→ **Extracted data**:
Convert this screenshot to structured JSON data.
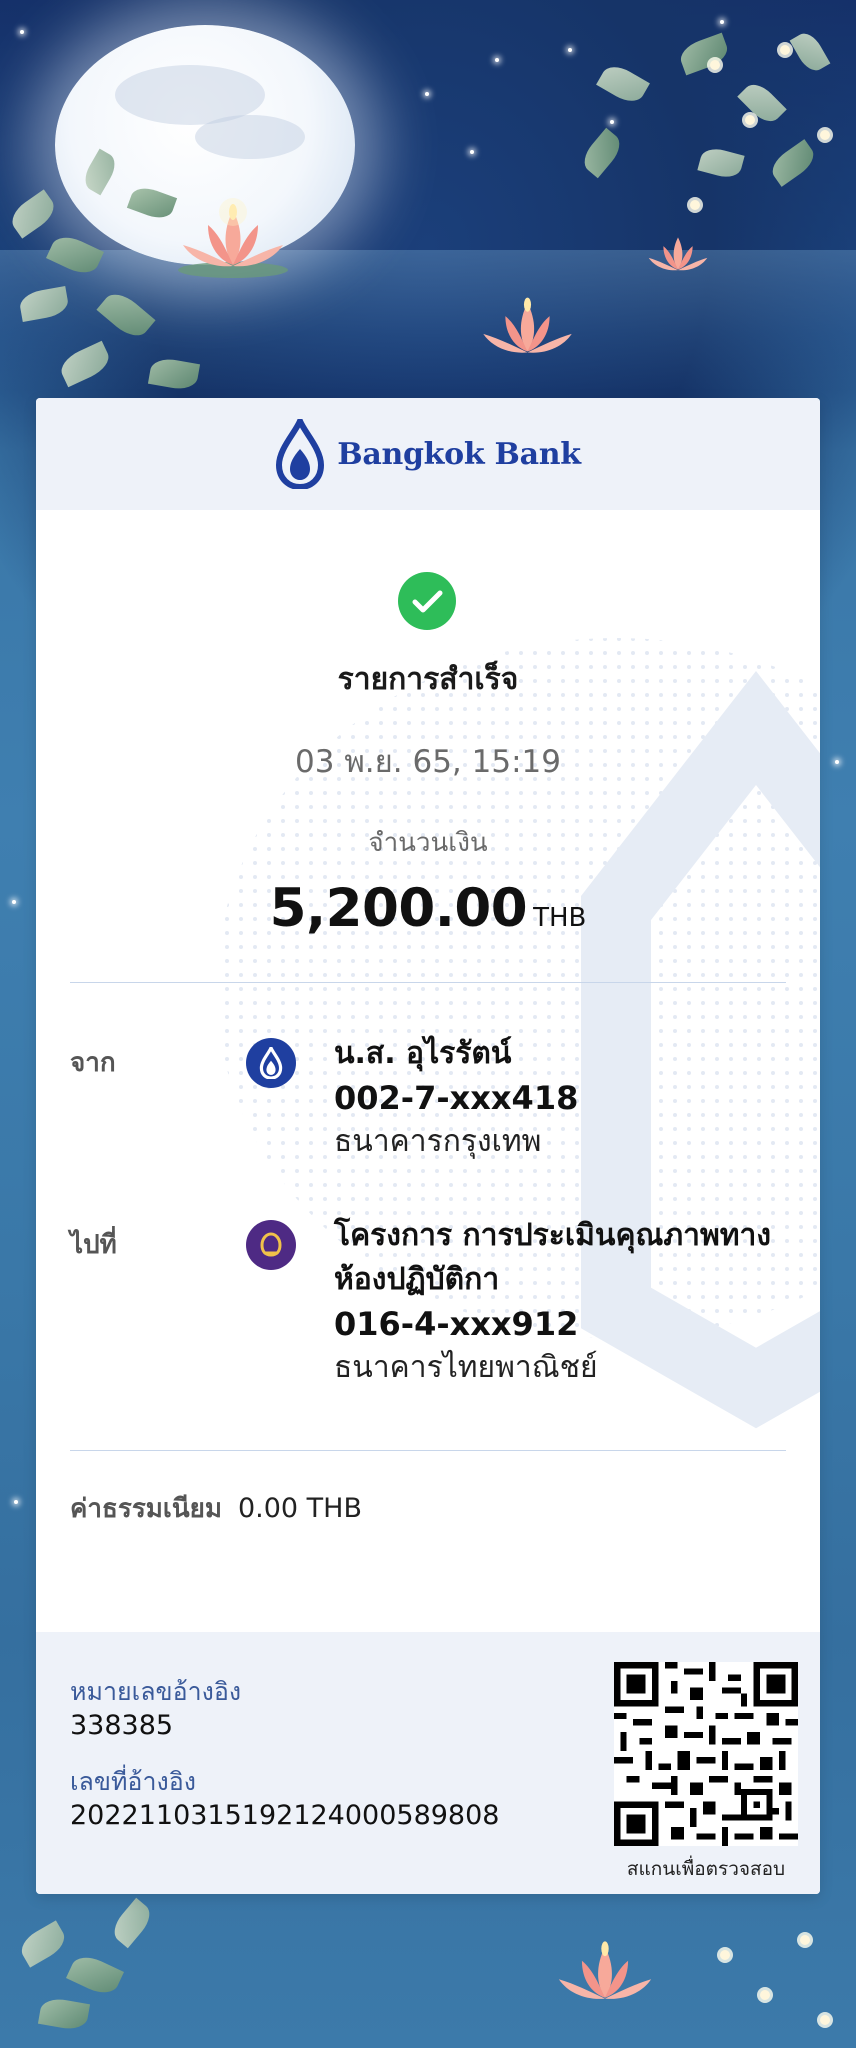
{
  "bank": {
    "name": "Bangkok Bank",
    "brand_color": "#1f3fa0"
  },
  "status": {
    "icon": "check-circle-icon",
    "color": "#2ebd59",
    "text": "รายการสำเร็จ"
  },
  "datetime": "03 พ.ย. 65, 15:19",
  "amount": {
    "label": "จำนวนเงิน",
    "value": "5,200.00",
    "currency": "THB"
  },
  "from": {
    "label": "จาก",
    "icon": "bangkok-bank-icon",
    "icon_color": "#1f3fa0",
    "name": "น.ส. อุไรรัตน์",
    "account": "002-7-xxx418",
    "bank": "ธนาคารกรุงเทพ"
  },
  "to": {
    "label": "ไปที่",
    "icon": "scb-bank-icon",
    "icon_color": "#4e2a84",
    "name_line1": "โครงการ การประเมินคุณภาพทาง",
    "name_line2": "ห้องปฏิบัติกา",
    "account": "016-4-xxx912",
    "bank": "ธนาคารไทยพาณิชย์"
  },
  "fee": {
    "label": "ค่าธรรมเนียม",
    "value": "0.00 THB"
  },
  "reference": {
    "ref_number_label": "หมายเลขอ้างอิง",
    "ref_number": "338385",
    "ref_id_label": "เลขที่อ้างอิง",
    "ref_id": "2022110315192124000589808"
  },
  "qr": {
    "caption": "สแกนเพื่อตรวจสอบ"
  }
}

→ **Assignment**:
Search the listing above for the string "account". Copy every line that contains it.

→ **Exercise solution**:
    "account": "002-7-xxx418",
    "account": "016-4-xxx912",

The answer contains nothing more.